Improve Your Psychological Health  Spending time in nature has been linked to improved attention spans (short and long term), boosts in serotonin (the feel good neurotransmitter) and shows increased activity in the parts of the brain responsible for empathy, emotional stability, and love (whereas urban environments do the same for fear and anxiety).

Get Outside This Week
Stay Active & Enjoy Your Food 

Friday, March 11, 2016

Brain-Body Benefits of Meditation

The influences of meditation stretch from head to toe, positively affecting your brain, heart and immune system, and helping with chronic pain, insomnia and depression.

BRAIN
Upgrade Attention - Multiple studies show that meditation improves your attention span. Even just five days of meditation practice produced results.

Improve Mood - Meditator's moods steadily improved over a three-month period.

Soothe Anxiety - An analysis of nearly 19,000 studies showed that meditation can reduce anxiety and depression.

BODY
Reduce Stress Side Effects - Meditation helps reduce levels of the stress hormone cortisol. This supports a sharper memory, healthier weight and better sleep.

Slow Aging - Telomerase, the enzyme that prevents premature aging in cells, is suppressed when we are stressed. Meditation can increase telomerase activity by 30 percent.

Lower Pain - Participants reported a 40 percent decrease in pain intensity during meditation.

Boost Immunity - Meditation increases antibody levels, helping the body fight off illness and infections. 

Meditation can be a powerful ally for your mind, body and spirit. Make it part of your healthy lifestyle along with cardiovascular exercise, strength training, flexibility practice and conscious eating. Calm.com offers a free guide to meditation, taking you through the steps in a no-nonsense, non-threatening process.


Slow Down, Breathe
Center Your Spirit

Saturday, March 5, 2016

Guilt-Free Treats

Our everyday nutrient-filled foods are vegetables, fruits, lean meats, whole grains and healthy oils. But sometimes we all desire a little indulgence. You can include treats in your balanced life of healthy eating without guilt. Here are some strategies to help.

Know what a true craving is
If you've been eating a diet filled with processed foods, biochemical "addictions" can deceive you. It can be challenging at the beginning to discern a true craving. Once you know that you are craving pasta, for example, plan to allow yourself pasta the following day. You'll avoid feelings of guilt by not giving in spontaneously and in the meantime the craving may subside.

Use the 80 percent rule. 
If you can practice good habits 80 percent of the time, you'll succeed. You need to enjoy what you are eating, Otherwise, you won't stick to your eating plan over time.

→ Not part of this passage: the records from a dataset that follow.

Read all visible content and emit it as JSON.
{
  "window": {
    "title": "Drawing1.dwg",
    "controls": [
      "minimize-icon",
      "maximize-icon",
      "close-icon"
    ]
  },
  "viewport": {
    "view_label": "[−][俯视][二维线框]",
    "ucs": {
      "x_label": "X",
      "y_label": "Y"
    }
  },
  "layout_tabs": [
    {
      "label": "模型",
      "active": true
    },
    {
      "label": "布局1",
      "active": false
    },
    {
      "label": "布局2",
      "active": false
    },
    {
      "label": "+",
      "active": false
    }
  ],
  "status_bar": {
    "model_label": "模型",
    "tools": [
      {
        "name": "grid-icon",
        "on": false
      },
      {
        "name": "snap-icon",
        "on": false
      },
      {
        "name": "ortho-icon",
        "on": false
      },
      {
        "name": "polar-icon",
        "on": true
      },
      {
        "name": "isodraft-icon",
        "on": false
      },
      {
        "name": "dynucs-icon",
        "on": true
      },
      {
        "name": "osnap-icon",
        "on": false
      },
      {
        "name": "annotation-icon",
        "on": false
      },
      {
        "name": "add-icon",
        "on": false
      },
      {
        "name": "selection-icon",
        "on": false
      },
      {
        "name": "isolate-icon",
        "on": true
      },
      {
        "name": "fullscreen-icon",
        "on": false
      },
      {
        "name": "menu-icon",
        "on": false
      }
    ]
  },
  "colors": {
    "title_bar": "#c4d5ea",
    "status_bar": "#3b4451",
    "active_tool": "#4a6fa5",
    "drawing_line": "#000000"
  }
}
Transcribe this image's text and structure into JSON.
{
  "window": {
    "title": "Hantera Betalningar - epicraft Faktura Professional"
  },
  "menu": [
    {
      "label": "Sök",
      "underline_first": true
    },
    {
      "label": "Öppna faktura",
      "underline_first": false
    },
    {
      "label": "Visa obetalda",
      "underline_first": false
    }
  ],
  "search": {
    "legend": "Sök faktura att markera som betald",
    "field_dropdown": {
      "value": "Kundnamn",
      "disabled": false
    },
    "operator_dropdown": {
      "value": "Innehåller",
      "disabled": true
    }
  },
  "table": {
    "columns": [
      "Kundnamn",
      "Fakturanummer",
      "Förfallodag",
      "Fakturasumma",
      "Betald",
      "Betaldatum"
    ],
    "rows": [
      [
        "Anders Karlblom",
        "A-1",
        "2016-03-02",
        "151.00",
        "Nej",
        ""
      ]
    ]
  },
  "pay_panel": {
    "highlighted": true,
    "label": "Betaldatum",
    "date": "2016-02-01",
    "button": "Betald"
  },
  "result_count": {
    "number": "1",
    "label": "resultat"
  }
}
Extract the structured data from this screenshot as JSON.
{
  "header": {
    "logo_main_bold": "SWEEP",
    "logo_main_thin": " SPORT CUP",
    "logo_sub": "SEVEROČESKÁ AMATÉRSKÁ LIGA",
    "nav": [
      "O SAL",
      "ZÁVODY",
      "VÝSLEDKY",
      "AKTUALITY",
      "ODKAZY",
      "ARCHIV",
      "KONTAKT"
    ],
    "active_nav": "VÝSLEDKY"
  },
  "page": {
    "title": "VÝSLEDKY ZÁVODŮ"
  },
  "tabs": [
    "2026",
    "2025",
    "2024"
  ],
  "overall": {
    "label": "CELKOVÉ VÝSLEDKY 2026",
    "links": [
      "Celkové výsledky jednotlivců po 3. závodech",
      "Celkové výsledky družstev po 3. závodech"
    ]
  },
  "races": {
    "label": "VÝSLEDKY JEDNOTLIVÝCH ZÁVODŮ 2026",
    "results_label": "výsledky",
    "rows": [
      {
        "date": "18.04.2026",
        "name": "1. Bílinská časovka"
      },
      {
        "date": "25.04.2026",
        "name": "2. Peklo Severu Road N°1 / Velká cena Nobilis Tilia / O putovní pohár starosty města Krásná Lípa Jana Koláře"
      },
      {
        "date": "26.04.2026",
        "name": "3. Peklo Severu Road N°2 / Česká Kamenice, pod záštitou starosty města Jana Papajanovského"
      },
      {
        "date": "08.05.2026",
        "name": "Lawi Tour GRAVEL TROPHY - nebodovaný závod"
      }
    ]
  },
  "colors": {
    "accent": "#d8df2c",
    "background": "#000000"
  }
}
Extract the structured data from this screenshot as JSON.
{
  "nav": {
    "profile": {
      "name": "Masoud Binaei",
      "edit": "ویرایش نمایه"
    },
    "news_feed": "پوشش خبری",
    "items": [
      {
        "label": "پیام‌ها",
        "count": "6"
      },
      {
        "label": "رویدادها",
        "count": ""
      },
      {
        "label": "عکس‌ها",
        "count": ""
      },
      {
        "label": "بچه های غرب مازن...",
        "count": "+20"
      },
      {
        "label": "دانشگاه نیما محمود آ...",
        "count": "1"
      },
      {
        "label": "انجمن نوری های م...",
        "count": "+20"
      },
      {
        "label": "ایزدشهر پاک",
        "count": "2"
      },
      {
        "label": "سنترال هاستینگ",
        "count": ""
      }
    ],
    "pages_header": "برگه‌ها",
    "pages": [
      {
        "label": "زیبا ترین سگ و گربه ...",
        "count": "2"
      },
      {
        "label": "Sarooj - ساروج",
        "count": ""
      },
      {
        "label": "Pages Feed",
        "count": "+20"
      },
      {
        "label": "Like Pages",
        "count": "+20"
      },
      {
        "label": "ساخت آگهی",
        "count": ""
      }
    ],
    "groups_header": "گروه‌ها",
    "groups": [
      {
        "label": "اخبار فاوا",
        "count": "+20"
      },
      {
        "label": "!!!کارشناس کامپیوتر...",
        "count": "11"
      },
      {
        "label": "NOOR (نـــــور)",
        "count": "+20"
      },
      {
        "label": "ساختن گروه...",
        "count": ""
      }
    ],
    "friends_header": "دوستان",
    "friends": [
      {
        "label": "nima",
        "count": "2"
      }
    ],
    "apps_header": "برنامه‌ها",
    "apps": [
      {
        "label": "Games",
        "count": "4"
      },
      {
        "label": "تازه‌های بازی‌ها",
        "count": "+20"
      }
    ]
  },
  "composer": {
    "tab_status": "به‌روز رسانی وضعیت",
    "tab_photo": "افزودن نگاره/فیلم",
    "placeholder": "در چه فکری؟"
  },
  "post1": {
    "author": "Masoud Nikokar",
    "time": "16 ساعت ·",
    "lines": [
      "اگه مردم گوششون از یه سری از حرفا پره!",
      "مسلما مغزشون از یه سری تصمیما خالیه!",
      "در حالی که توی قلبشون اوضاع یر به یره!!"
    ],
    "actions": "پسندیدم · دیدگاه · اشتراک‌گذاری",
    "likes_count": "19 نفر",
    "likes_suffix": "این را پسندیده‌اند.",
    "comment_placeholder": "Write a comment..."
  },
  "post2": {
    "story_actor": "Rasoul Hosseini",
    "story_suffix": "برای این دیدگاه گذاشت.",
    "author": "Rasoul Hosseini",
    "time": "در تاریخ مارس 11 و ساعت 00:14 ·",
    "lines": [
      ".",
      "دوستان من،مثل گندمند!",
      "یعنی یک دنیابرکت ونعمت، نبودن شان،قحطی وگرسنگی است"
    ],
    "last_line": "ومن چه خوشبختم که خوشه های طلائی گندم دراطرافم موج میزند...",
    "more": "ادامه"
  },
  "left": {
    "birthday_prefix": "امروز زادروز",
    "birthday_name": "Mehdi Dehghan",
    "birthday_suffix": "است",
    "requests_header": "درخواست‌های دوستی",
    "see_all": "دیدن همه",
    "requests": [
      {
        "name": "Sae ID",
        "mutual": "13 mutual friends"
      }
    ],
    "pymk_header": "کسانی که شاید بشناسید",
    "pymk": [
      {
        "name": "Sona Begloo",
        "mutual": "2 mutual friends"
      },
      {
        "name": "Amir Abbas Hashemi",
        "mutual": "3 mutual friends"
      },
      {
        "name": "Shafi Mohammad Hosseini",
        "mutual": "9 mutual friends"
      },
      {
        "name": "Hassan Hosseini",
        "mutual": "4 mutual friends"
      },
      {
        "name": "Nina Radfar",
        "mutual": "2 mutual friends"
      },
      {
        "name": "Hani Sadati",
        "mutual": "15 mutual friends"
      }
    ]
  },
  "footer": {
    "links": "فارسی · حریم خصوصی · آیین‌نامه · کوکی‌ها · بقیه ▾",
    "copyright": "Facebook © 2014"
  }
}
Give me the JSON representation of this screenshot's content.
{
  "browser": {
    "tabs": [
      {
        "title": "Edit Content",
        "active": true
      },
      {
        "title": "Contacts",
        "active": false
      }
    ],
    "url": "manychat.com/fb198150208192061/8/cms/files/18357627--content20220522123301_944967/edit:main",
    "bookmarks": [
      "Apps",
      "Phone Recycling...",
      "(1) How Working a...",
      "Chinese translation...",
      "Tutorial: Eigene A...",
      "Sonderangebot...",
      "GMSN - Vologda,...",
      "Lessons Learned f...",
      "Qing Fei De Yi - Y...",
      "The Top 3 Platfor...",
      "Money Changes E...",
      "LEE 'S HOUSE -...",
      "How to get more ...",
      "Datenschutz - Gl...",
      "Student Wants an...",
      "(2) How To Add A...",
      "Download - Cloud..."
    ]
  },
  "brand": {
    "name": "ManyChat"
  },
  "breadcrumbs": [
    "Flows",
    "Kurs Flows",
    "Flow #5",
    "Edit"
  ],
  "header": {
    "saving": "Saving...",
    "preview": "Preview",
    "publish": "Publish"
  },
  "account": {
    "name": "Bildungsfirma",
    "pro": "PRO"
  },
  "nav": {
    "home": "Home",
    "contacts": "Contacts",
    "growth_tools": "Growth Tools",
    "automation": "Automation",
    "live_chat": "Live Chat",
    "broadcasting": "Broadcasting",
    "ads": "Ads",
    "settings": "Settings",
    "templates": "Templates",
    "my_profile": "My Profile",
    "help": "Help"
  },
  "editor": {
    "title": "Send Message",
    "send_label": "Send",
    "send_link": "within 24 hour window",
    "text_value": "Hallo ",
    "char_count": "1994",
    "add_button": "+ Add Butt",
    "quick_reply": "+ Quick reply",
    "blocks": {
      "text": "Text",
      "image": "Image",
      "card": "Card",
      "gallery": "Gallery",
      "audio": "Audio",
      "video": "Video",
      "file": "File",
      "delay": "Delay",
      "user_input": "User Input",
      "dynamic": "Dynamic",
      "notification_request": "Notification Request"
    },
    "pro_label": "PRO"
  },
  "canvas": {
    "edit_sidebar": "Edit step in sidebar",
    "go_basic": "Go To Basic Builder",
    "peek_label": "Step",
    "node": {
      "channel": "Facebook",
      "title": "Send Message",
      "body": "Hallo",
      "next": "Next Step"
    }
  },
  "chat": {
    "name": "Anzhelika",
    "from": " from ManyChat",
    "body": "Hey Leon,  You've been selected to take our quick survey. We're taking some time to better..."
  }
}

Choose your splurges
Sometimes you'll be faced with indulgent foods in the moment, say at a family event. Strive to differentiate between your everyday foods and your indulgences, and then determine which splurges will be most satisfying. I might choose a doughnut at the office this morning over a brownie after dinner the following evening. In another situation, when you are out to dinner, you might choose an alcoholic beverage or a dessert, but not both.  

Occasional indulgences are part of a healthy lifestyle of nutritious eating and consistent movement. Remember that you are striving for sustainability and consistency in your eating habits for - not a month, not a year - but a lifetime of good health.

Enjoy Guilt-Free Treats
Stay Active & Keep Your Body Moving